As technology advances and CMMS or EAM evolves, the automation features improve. With the right asset management system in place you can add automation to your maintenance processes creating a more productive maintenance organization.

Are you implementing more automation into your maintenance processes? What efficiencies are you realizing? Please leave a comment to this post. I’d like to hear your thoughts and ideas.


Posted by Johnny Bofilios, Director, Global Asset Sustainability, Infor

Reducing Wasted Energy

You and I feel it at the gas pump and in our heating bills. The skyrocketing costs of fuel and energy have all of us looking for ways to cut back on these expenses. And it’s hitting industry just as hard as it is our families.

Many organizations are starting to take measures to reduce their energy consumption, but in many cases these attempts are often limited in what they can achieve. Most companies start by looking at a utility bill and setting objectives to reduce the total figure at the bottom. While this “energy-bill-down” approach might sound like a logical place to start, that figure represents only a crude measure. It doesn’t include the detailed energy consumption patterns of individual plant assets that can identify when and where most waste occurs. Without this detail, there’s no way of knowing how much of the energy consumed is being wasted, and therefore what can be eliminated without impacting the running of day-to-day operations.

So where do you start? You can’t achieve any objective to reduce energy waste by just measuring the energy usage by a commodity; you must focus on how that commodity is consuming energy.

To find ways to reduce energy bills, you can start by answering the following questions:

  1. How committed are we to improving energy consumption?
  2. Where is most of our energy being consumed?
  3. How much energy should we be consuming?
  4. How much waste is involved?

The level of information provided by asset management systems can facilitate the action required to remove inefficient processes, parts, and machines that are disproportionately energy-hungry, and the life cycle of an asset can often be extended through evaluation of its running costs against efficiency levels.

With the exception of (1), can you answer the other three questions?
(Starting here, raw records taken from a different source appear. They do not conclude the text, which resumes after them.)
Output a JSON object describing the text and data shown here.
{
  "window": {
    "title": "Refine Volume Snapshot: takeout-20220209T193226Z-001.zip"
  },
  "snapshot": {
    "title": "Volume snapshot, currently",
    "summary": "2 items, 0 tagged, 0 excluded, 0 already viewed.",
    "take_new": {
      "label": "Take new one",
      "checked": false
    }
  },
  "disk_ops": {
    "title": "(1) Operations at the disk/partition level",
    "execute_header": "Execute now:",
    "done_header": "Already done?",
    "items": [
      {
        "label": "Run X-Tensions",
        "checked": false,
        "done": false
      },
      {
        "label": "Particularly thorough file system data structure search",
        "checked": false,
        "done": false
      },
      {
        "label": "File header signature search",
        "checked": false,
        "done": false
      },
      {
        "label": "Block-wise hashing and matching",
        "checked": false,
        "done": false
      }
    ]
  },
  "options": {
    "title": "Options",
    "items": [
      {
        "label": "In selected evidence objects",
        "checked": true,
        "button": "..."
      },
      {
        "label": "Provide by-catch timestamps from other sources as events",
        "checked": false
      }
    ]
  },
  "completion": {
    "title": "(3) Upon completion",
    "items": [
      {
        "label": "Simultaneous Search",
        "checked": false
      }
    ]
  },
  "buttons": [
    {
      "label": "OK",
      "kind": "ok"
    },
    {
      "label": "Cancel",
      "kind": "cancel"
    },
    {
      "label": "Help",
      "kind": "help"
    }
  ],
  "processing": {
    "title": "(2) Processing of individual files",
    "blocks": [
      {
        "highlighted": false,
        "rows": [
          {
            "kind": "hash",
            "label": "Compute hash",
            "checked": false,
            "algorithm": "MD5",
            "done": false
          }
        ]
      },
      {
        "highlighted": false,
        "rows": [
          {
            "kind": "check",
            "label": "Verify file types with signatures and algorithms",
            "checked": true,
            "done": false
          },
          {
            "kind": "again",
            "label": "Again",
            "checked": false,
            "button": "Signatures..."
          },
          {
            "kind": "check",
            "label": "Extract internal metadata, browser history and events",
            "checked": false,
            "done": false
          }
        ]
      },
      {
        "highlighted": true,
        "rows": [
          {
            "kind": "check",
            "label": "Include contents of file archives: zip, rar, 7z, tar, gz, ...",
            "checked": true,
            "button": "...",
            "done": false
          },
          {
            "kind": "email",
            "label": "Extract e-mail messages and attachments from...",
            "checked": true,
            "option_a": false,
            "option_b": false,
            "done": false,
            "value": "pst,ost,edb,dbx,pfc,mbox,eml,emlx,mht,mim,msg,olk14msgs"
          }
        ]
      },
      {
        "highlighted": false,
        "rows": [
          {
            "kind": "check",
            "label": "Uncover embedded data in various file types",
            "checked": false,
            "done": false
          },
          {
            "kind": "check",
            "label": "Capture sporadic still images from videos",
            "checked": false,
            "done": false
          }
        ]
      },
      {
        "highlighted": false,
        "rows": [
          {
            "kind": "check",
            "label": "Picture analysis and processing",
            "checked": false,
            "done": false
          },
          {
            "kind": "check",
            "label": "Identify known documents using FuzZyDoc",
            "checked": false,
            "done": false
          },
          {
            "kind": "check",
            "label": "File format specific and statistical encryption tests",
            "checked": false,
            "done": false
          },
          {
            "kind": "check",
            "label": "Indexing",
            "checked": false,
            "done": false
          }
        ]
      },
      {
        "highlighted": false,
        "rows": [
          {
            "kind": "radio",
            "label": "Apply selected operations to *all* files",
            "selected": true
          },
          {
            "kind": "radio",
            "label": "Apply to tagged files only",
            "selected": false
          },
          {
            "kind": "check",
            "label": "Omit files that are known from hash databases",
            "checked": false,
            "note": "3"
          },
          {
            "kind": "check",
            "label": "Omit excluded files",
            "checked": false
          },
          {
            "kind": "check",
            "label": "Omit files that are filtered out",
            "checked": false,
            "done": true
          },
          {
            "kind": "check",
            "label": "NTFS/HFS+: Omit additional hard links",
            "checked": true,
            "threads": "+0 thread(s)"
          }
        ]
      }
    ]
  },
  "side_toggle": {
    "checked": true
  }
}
I’d be interested in your feedback. Please leave a comment to this post with your thoughts.


Posted by Rod Ellsworth, Vice President of Global Asset Sustainability, Infor